(Records from a data collection)
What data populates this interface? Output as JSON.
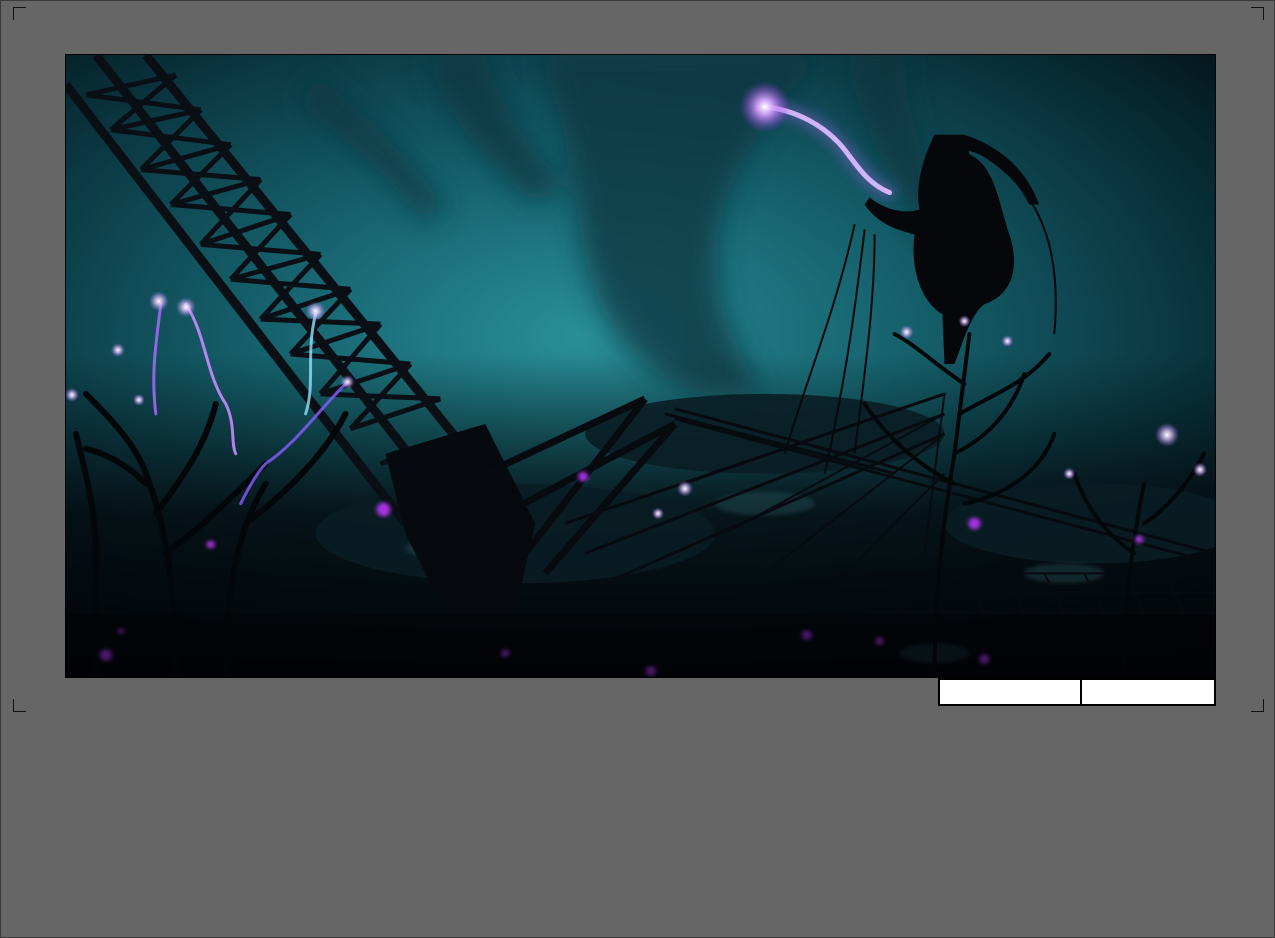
{
  "viewer": {
    "frame_fields": [
      "",
      ""
    ]
  },
  "artwork": {
    "subject": "underwater-scene-silhouette",
    "palette": {
      "water_light": "#1f7f8a",
      "water_mid": "#0e4a55",
      "water_dark": "#04161c",
      "silhouette": "#05080c",
      "glow_purple": "#c470ff",
      "glow_white": "#f4eaff",
      "glow_cyan": "#7fe8ff"
    }
  }
}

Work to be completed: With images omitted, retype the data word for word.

Answer for this exercise:
What data populates this interface? Output as JSON.
{
  "viewer": {
    "frame_fields": [
      "",
      ""
    ]
  },
  "artwork": {
    "subject": "underwater-scene-silhouette",
    "palette": {
      "water_light": "#1f7f8a",
      "water_mid": "#0e4a55",
      "water_dark": "#04161c",
      "silhouette": "#05080c",
      "glow_purple": "#c470ff",
      "glow_white": "#f4eaff",
      "glow_cyan": "#7fe8ff"
    }
  }
}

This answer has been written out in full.